## Input records
-------------------------

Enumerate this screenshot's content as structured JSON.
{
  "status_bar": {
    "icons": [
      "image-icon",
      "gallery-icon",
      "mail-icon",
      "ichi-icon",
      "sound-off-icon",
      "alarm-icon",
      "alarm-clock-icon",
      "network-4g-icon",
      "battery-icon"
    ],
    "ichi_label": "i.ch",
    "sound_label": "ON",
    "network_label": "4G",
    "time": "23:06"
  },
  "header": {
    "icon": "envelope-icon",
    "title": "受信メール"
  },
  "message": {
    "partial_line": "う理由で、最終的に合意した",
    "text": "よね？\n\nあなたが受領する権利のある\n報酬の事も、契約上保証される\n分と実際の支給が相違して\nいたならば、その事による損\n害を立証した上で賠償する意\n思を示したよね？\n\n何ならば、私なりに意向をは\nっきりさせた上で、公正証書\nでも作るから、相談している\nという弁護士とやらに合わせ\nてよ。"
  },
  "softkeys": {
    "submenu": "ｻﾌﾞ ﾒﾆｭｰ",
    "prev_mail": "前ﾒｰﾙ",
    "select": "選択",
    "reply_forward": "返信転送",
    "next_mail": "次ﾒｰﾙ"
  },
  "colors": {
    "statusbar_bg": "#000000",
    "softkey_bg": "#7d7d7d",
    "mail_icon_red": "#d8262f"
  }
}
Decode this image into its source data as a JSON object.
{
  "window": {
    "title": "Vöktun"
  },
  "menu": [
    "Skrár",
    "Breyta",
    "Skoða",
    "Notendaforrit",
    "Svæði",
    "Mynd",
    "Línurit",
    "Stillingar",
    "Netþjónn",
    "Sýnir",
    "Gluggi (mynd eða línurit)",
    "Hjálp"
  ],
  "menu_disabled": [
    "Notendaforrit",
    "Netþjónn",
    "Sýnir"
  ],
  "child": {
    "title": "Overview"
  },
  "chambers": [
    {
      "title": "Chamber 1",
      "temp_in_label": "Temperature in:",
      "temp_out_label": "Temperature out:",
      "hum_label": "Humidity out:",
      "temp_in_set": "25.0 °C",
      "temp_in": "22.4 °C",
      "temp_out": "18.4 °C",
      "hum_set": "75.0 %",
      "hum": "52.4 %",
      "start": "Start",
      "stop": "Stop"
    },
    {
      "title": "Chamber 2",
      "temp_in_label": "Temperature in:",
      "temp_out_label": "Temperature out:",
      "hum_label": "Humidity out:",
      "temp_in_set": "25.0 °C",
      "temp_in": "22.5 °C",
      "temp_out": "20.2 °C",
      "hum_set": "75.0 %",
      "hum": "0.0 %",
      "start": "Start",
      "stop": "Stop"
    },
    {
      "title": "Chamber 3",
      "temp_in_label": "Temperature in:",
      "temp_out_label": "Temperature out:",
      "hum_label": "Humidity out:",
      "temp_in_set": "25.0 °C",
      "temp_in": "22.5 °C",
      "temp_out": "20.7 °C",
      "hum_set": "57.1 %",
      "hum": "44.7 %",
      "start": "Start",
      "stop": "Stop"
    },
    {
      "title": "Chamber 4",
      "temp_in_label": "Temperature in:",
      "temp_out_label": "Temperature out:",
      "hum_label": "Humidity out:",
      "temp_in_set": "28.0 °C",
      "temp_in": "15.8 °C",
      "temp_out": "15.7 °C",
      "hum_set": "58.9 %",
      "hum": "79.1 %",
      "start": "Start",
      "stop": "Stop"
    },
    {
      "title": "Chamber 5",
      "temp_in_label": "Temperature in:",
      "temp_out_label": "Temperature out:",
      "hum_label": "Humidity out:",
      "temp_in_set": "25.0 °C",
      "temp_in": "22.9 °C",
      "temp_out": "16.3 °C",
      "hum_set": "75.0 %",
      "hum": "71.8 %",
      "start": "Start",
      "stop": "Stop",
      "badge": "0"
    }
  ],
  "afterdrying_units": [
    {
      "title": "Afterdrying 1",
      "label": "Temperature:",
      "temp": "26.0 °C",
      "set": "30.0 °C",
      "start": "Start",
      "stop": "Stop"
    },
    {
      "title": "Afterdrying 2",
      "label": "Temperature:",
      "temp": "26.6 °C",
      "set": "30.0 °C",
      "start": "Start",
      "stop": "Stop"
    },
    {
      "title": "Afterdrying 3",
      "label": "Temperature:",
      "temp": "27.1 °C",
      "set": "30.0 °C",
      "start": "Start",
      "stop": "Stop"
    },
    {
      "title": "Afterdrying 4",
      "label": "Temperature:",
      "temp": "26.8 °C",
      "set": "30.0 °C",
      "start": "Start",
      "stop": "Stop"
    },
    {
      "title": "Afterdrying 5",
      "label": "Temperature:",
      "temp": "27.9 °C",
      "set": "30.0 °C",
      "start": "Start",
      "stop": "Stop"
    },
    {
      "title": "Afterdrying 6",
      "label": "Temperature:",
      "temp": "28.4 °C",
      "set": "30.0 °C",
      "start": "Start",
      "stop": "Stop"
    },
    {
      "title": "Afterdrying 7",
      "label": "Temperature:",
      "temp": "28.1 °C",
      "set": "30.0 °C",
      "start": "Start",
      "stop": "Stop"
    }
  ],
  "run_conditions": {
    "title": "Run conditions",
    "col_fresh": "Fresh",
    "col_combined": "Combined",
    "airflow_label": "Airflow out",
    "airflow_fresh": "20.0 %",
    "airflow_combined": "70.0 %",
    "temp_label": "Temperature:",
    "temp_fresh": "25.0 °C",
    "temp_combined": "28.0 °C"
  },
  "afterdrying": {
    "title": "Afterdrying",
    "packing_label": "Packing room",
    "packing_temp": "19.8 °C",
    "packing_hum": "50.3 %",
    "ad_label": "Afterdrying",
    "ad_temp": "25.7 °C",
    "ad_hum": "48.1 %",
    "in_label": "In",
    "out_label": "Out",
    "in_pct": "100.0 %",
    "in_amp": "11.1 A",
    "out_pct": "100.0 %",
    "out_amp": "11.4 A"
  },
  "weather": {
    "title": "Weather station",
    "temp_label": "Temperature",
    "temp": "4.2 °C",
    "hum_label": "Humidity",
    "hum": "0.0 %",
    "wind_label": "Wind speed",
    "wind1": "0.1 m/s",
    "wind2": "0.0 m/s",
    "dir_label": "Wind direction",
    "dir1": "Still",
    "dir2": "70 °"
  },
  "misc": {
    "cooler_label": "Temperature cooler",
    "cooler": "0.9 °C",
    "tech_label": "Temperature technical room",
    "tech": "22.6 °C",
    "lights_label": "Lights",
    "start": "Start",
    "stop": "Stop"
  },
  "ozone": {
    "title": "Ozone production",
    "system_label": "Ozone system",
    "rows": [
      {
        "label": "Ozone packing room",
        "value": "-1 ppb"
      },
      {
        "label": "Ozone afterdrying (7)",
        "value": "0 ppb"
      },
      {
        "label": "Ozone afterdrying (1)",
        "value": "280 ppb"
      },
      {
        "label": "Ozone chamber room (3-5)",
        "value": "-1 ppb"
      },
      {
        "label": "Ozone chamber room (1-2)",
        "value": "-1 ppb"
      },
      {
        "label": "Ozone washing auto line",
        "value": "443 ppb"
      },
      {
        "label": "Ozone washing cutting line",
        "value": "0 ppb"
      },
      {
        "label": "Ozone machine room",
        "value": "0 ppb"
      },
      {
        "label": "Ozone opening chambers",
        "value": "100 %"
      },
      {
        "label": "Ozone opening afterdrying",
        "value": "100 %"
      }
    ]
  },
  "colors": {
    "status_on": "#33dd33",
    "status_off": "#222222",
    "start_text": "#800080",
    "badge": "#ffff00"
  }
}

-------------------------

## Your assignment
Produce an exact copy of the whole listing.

## Solution to this problem
Enumerate this screenshot's content as structured JSON.
{
  "status_bar": {
    "icons": [
      "image-icon",
      "gallery-icon",
      "mail-icon",
      "ichi-icon",
      "sound-off-icon",
      "alarm-icon",
      "alarm-clock-icon",
      "network-4g-icon",
      "battery-icon"
    ],
    "ichi_label": "i.ch",
    "sound_label": "ON",
    "network_label": "4G",
    "time": "23:06"
  },
  "header": {
    "icon": "envelope-icon",
    "title": "受信メール"
  },
  "message": {
    "partial_line": "う理由で、最終的に合意した",
    "text": "よね？\n\nあなたが受領する権利のある\n報酬の事も、契約上保証される\n分と実際の支給が相違して\nいたならば、その事による損\n害を立証した上で賠償する意\n思を示したよね？\n\n何ならば、私なりに意向をは\nっきりさせた上で、公正証書\nでも作るから、相談している\nという弁護士とやらに合わせ\nてよ。"
  },
  "softkeys": {
    "submenu": "ｻﾌﾞ ﾒﾆｭｰ",
    "prev_mail": "前ﾒｰﾙ",
    "select": "選択",
    "reply_forward": "返信転送",
    "next_mail": "次ﾒｰﾙ"
  },
  "colors": {
    "statusbar_bg": "#000000",
    "softkey_bg": "#7d7d7d",
    "mail_icon_red": "#d8262f"
  }
}
Decode this image into its source data as a JSON object.
{
  "window": {
    "title": "Vöktun"
  },
  "menu": [
    "Skrár",
    "Breyta",
    "Skoða",
    "Notendaforrit",
    "Svæði",
    "Mynd",
    "Línurit",
    "Stillingar",
    "Netþjónn",
    "Sýnir",
    "Gluggi (mynd eða línurit)",
    "Hjálp"
  ],
  "menu_disabled": [
    "Notendaforrit",
    "Netþjónn",
    "Sýnir"
  ],
  "child": {
    "title": "Overview"
  },
  "chambers": [
    {
      "title": "Chamber 1",
      "temp_in_label": "Temperature in:",
      "temp_out_label": "Temperature out:",
      "hum_label": "Humidity out:",
      "temp_in_set": "25.0 °C",
      "temp_in": "22.4 °C",
      "temp_out": "18.4 °C",
      "hum_set": "75.0 %",
      "hum": "52.4 %",
      "start": "Start",
      "stop": "Stop"
    },
    {
      "title": "Chamber 2",
      "temp_in_label": "Temperature in:",
      "temp_out_label": "Temperature out:",
      "hum_label": "Humidity out:",
      "temp_in_set": "25.0 °C",
      "temp_in": "22.5 °C",
      "temp_out": "20.2 °C",
      "hum_set": "75.0 %",
      "hum": "0.0 %",
      "start": "Start",
      "stop": "Stop"
    },
    {
      "title": "Chamber 3",
      "temp_in_label": "Temperature in:",
      "temp_out_label": "Temperature out:",
      "hum_label": "Humidity out:",
      "temp_in_set": "25.0 °C",
      "temp_in": "22.5 °C",
      "temp_out": "20.7 °C",
      "hum_set": "57.1 %",
      "hum": "44.7 %",
      "start": "Start",
      "stop": "Stop"
    },
    {
      "title": "Chamber 4",
      "temp_in_label": "Temperature in:",
      "temp_out_label": "Temperature out:",
      "hum_label": "Humidity out:",
      "temp_in_set": "28.0 °C",
      "temp_in": "15.8 °C",
      "temp_out": "15.7 °C",
      "hum_set": "58.9 %",
      "hum": "79.1 %",
      "start": "Start",
      "stop": "Stop"
    },
    {
      "title": "Chamber 5",
      "temp_in_label": "Temperature in:",
      "temp_out_label": "Temperature out:",
      "hum_label": "Humidity out:",
      "temp_in_set": "25.0 °C",
      "temp_in": "22.9 °C",
      "temp_out": "16.3 °C",
      "hum_set": "75.0 %",
      "hum": "71.8 %",
      "start": "Start",
      "stop": "Stop",
      "badge": "0"
    }
  ],
  "afterdrying_units": [
    {
      "title": "Afterdrying 1",
      "label": "Temperature:",
      "temp": "26.0 °C",
      "set": "30.0 °C",
      "start": "Start",
      "stop": "Stop"
    },
    {
      "title": "Afterdrying 2",
      "label": "Temperature:",
      "temp": "26.6 °C",
      "set": "30.0 °C",
      "start": "Start",
      "stop": "Stop"
    },
    {
      "title": "Afterdrying 3",
      "label": "Temperature:",
      "temp": "27.1 °C",
      "set": "30.0 °C",
      "start": "Start",
      "stop": "Stop"
    },
    {
      "title": "Afterdrying 4",
      "label": "Temperature:",
      "temp": "26.8 °C",
      "set": "30.0 °C",
      "start": "Start",
      "stop": "Stop"
    },
    {
      "title": "Afterdrying 5",
      "label": "Temperature:",
      "temp": "27.9 °C",
      "set": "30.0 °C",
      "start": "Start",
      "stop": "Stop"
    },
    {
      "title": "Afterdrying 6",
      "label": "Temperature:",
      "temp": "28.4 °C",
      "set": "30.0 °C",
      "start": "Start",
      "stop": "Stop"
    },
    {
      "title": "Afterdrying 7",
      "label": "Temperature:",
      "temp": "28.1 °C",
      "set": "30.0 °C",
      "start": "Start",
      "stop": "Stop"
    }
  ],
  "run_conditions": {
    "title": "Run conditions",
    "col_fresh": "Fresh",
    "col_combined": "Combined",
    "airflow_label": "Airflow out",
    "airflow_fresh": "20.0 %",
    "airflow_combined": "70.0 %",
    "temp_label": "Temperature:",
    "temp_fresh": "25.0 °C",
    "temp_combined": "28.0 °C"
  },
  "afterdrying": {
    "title": "Afterdrying",
    "packing_label": "Packing room",
    "packing_temp": "19.8 °C",
    "packing_hum": "50.3 %",
    "ad_label": "Afterdrying",
    "ad_temp": "25.7 °C",
    "ad_hum": "48.1 %",
    "in_label": "In",
    "out_label": "Out",
    "in_pct": "100.0 %",
    "in_amp": "11.1 A",
    "out_pct": "100.0 %",
    "out_amp": "11.4 A"
  },
  "weather": {
    "title": "Weather station",
    "temp_label": "Temperature",
    "temp": "4.2 °C",
    "hum_label": "Humidity",
    "hum": "0.0 %",
    "wind_label": "Wind speed",
    "wind1": "0.1 m/s",
    "wind2": "0.0 m/s",
    "dir_label": "Wind direction",
    "dir1": "Still",
    "dir2": "70 °"
  },
  "misc": {
    "cooler_label": "Temperature cooler",
    "cooler": "0.9 °C",
    "tech_label": "Temperature technical room",
    "tech": "22.6 °C",
    "lights_label": "Lights",
    "start": "Start",
    "stop": "Stop"
  },
  "ozone": {
    "title": "Ozone production",
    "system_label": "Ozone system",
    "rows": [
      {
        "label": "Ozone packing room",
        "value": "-1 ppb"
      },
      {
        "label": "Ozone afterdrying (7)",
        "value": "0 ppb"
      },
      {
        "label": "Ozone afterdrying (1)",
        "value": "280 ppb"
      },
      {
        "label": "Ozone chamber room (3-5)",
        "value": "-1 ppb"
      },
      {
        "label": "Ozone chamber room (1-2)",
        "value": "-1 ppb"
      },
      {
        "label": "Ozone washing auto line",
        "value": "443 ppb"
      },
      {
        "label": "Ozone washing cutting line",
        "value": "0 ppb"
      },
      {
        "label": "Ozone machine room",
        "value": "0 ppb"
      },
      {
        "label": "Ozone opening chambers",
        "value": "100 %"
      },
      {
        "label": "Ozone opening afterdrying",
        "value": "100 %"
      }
    ]
  },
  "colors": {
    "status_on": "#33dd33",
    "status_off": "#222222",
    "start_text": "#800080",
    "badge": "#ffff00"
  }
}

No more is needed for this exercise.